  • Industry, Commerce, Agriculture and Fisheries Minister, Hon. Audley Shaw, says there is no ban in place on parrotfish.
  • At a post-Sectoral Debate press briefing at his Hope Gardens offices in St. Andrew on April 24, the Minister said that extensive research and consultations have been undertaken with local and international experts to properly examine the issue.
  • Acknowledging the varied concerns expressed by lobby groups, the Minister explained that “while there exists a correlation between reduced herbivory and degraded coral reef systems, there is no conclusive evidence that the consumption of parrotfish is the cause of the depletion of the coral reefs”.

Industry, Commerce, Agriculture and Fisheries Minister, Hon. Audley Shaw, says there is no ban in place on parrotfish.

At a post-Sectoral Debate press briefing at his Hope Gardens offices in St. Andrew on April 24, the Minister said that extensive research and consultations have been undertaken with local and international experts to properly examine the issue.

Acknowledging the varied concerns expressed by lobby groups, the Minister explained that “while there exists a correlation between reduced herbivory and degraded coral reef systems, there is no conclusive evidence that the consumption of parrotfish is the cause of the depletion of the coral reefs”.

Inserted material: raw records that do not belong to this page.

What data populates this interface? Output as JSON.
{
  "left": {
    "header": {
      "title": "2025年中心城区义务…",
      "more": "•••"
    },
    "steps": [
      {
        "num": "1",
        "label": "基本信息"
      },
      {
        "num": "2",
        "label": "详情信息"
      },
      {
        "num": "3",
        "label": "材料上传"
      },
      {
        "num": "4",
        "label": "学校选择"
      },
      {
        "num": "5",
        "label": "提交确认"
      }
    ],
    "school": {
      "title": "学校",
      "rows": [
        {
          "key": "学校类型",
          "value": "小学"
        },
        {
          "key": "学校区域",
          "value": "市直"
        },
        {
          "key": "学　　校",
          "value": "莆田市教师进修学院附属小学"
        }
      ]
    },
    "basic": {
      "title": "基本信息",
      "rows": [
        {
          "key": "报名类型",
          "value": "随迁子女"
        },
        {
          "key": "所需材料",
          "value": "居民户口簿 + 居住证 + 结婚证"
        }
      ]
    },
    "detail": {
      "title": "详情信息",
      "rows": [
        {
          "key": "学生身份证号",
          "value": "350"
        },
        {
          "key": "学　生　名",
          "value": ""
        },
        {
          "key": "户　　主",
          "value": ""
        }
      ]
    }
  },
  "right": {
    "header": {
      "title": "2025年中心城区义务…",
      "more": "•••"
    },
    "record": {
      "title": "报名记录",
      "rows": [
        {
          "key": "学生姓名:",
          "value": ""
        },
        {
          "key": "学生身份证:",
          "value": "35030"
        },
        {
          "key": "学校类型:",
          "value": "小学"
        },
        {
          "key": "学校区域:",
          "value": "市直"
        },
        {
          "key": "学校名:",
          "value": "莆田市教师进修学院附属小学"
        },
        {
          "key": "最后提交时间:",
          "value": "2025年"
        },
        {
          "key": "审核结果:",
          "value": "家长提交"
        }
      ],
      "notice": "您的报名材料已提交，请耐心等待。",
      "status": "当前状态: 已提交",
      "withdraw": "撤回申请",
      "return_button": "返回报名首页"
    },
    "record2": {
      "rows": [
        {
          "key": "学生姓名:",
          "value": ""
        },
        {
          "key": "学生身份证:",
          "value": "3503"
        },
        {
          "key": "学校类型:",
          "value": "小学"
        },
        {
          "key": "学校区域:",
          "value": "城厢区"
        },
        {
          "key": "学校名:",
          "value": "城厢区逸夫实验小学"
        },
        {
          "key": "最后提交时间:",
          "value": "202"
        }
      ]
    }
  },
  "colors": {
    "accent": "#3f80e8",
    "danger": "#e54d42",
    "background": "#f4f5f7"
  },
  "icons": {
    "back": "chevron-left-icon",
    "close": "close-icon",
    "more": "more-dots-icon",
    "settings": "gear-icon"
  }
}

Industry, Commerce, Agriculture and Fisheries Minister, Hon. Audley Shaw, emphasises a point at a post-Sectoral Debate press conference, held at his Hope Gardens office in St. Andrew on April 24.

 

“In addition to the fact that there is no scientific basis on which to impose a ban on parrotfish, it is (also) not practical to impose a ban on a single species in a multispecies fishery, without serious negative impact on some of our most vulnerable citizens,” he said.

Meanwhile, Mr. Shaw informed that a project will be piloted at the Oracabessa High School in St. Mary by Executive Chef of The Jamaica Pegasus hotel, Mark Cole, who is a past student.

“Highly nutritious Jamaican foods will be used to feed those students instead of rice and flour,” the Minister noted.

Mr. Cole has been one of Jamaica’s foremost chefs for more than 20 years and has significantly transformed the island’s cuisine and the practice of the culinary arts.